His baby bathtub was filled with warm water and toys. It’s a big tub, but can you imagine a full-grown Dobby in there, twice the size?
Having a rambunctious capybara indoors is a full-time job. It’s sorta like letting a couple gerbils run around on your bed. They are so fun to watch, and then you stop paying attention for a few minutes and they are pooping everywhere and chewing their way in and out of your pillowcase.
Some winter activities remained the same. At 10 months, capybaras are still babies. (Look how short his fur is!) He was happy indoors for milk time and a nap but then out he went.
You can see that there is ice on the deck. He still had a potty bowl indoors, but he had been living outdoors for six months and rarely used it. It’s actually more convenient when capybaras poop outside. But you do have to keep the ice out of the bowl.
When it freezes in Seattle, it often stops raining and the sun comes out. We still played with the ducks and hens, and went to the front yard to graze. He especially enjoyed looking at the pond next door. It didn’t freeze and the wild ducks flamboyantly splashed and dabbled, as if it was actually warm over there.

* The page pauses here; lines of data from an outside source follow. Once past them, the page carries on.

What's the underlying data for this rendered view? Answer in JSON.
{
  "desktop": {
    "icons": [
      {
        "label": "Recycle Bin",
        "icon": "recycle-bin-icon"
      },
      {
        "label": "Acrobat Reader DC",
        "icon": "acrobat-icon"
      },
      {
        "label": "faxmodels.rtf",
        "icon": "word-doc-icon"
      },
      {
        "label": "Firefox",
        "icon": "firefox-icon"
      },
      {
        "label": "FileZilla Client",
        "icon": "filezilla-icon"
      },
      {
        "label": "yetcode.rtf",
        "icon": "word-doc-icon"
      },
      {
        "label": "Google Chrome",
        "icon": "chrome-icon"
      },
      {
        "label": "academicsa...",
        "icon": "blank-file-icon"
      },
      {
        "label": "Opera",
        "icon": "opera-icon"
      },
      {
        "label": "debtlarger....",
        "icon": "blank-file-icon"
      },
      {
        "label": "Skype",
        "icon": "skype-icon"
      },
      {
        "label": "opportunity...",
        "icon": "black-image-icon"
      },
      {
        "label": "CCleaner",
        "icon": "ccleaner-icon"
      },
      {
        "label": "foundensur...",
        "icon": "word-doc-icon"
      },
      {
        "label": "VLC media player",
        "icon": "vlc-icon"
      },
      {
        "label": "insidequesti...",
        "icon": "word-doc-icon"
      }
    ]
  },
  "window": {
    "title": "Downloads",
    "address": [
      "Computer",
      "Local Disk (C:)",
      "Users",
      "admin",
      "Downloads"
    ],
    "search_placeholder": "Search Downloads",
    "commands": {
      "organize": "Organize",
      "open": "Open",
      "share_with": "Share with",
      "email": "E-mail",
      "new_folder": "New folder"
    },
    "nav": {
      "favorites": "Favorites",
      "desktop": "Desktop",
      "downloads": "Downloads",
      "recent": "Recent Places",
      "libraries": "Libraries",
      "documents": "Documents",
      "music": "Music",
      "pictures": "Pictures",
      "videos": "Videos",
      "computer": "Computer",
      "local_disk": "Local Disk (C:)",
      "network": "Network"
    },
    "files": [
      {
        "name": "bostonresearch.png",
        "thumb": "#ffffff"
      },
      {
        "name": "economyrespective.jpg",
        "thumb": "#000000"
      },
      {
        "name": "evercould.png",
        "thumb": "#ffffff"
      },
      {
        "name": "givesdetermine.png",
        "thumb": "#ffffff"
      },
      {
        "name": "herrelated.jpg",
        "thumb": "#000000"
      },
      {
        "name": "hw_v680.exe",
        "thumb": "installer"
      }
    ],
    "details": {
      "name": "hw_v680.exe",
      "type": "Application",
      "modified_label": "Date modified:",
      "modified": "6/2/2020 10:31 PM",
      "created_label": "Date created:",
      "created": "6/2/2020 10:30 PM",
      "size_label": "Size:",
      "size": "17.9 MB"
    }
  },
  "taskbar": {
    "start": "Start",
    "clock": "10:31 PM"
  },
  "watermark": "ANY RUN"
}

When he came back in, he would warm his paws on the heat register.
These were the early days, when a portable exercise pen could keep him confined to the kitchen. And before he started eating my cookbooks. The guinea pigs were still a bit higher than his eye level and Ziggy hadn’t started to taunt Dobby. Needless to say, the hamster in the blue cage was oblivious to the Rodent Royalty inches from her face.
Keeping Dobby entertained was The Bartender’s full-time job because I had to go to work.
Fortunately, capybaras, even young frisky ones, are okay with hanging out, napping, chewing up paper bags, and tossing plushies around. Even more fortunate is the usual brevity of our arctic weather.
Capybaras are social animals, but they do reach saturation when they get too much attention. When Dobby turned his back on us like this, it meant he needed a “time out” from us.
This isn’t the whole story, though. This is the G rated story. The pg-13 story is in the book. An older blog version is here. He made an ungodly mess every evening, dark acres of capy poop minefields between the bed and the bathroom door. A dozen rugs and a dozen blankets to change out every day and then the washer broke. Dobby was “sick” except he wasn’t. Oh, the memories.
After Dobby died, I spent six months of avoiding the pain that Dobby’s memory brought me. I can finally find joy in reminiscing. I have thousands of photos and videos. You have probably seen the best ones, but I might as well share these seconds with you as I look through them. I also have some old mini-dv’s that might have some baby Dobby videos. Cross your fingers.